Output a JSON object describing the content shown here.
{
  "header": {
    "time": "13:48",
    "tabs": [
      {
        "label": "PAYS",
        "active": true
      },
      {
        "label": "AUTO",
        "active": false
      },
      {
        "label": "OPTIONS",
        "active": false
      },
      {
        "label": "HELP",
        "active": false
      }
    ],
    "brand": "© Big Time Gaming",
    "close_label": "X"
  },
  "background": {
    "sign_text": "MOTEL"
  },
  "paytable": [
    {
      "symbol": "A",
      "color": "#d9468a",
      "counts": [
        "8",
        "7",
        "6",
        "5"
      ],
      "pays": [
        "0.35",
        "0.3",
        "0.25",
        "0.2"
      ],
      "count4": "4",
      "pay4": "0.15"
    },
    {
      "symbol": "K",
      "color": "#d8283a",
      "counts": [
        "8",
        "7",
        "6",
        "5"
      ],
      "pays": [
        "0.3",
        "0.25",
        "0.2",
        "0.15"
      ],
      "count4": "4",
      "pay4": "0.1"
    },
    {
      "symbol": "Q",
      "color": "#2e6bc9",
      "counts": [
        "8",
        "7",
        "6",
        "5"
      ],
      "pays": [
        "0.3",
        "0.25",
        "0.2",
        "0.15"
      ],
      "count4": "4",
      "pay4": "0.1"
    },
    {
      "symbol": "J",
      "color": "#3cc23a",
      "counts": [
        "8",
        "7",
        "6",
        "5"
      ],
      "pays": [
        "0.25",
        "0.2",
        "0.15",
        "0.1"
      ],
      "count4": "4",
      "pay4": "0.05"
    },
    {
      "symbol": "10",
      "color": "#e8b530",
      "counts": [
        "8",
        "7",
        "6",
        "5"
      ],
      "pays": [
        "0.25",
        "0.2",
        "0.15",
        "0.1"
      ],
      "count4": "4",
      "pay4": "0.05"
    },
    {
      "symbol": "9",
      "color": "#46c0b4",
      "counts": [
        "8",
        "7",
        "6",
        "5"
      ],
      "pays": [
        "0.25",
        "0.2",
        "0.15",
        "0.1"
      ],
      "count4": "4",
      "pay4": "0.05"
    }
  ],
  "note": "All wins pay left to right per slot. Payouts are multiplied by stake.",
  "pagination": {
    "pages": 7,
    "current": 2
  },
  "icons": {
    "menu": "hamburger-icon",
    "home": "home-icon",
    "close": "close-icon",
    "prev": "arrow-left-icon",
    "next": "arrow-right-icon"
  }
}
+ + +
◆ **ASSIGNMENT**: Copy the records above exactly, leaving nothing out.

◆ **SOLUTION BELOW**:
Output a JSON object describing the content shown here.
{
  "header": {
    "time": "13:48",
    "tabs": [
      {
        "label": "PAYS",
        "active": true
      },
      {
        "label": "AUTO",
        "active": false
      },
      {
        "label": "OPTIONS",
        "active": false
      },
      {
        "label": "HELP",
        "active": false
      }
    ],
    "brand": "© Big Time Gaming",
    "close_label": "X"
  },
  "background": {
    "sign_text": "MOTEL"
  },
  "paytable": [
    {
      "symbol": "A",
      "color": "#d9468a",
      "counts": [
        "8",
        "7",
        "6",
        "5"
      ],
      "pays": [
        "0.35",
        "0.3",
        "0.25",
        "0.2"
      ],
      "count4": "4",
      "pay4": "0.15"
    },
    {
      "symbol": "K",
      "color": "#d8283a",
      "counts": [
        "8",
        "7",
        "6",
        "5"
      ],
      "pays": [
        "0.3",
        "0.25",
        "0.2",
        "0.15"
      ],
      "count4": "4",
      "pay4": "0.1"
    },
    {
      "symbol": "Q",
      "color": "#2e6bc9",
      "counts": [
        "8",
        "7",
        "6",
        "5"
      ],
      "pays": [
        "0.3",
        "0.25",
        "0.2",
        "0.15"
      ],
      "count4": "4",
      "pay4": "0.1"
    },
    {
      "symbol": "J",
      "color": "#3cc23a",
      "counts": [
        "8",
        "7",
        "6",
        "5"
      ],
      "pays": [
        "0.25",
        "0.2",
        "0.15",
        "0.1"
      ],
      "count4": "4",
      "pay4": "0.05"
    },
    {
      "symbol": "10",
      "color": "#e8b530",
      "counts": [
        "8",
        "7",
        "6",
        "5"
      ],
      "pays": [
        "0.25",
        "0.2",
        "0.15",
        "0.1"
      ],
      "count4": "4",
      "pay4": "0.05"
    },
    {
      "symbol": "9",
      "color": "#46c0b4",
      "counts": [
        "8",
        "7",
        "6",
        "5"
      ],
      "pays": [
        "0.25",
        "0.2",
        "0.15",
        "0.1"
      ],
      "count4": "4",
      "pay4": "0.05"
    }
  ],
  "note": "All wins pay left to right per slot. Payouts are multiplied by stake.",
  "pagination": {
    "pages": 7,
    "current": 2
  },
  "icons": {
    "menu": "hamburger-icon",
    "home": "home-icon",
    "close": "close-icon",
    "prev": "arrow-left-icon",
    "next": "arrow-right-icon"
  }
}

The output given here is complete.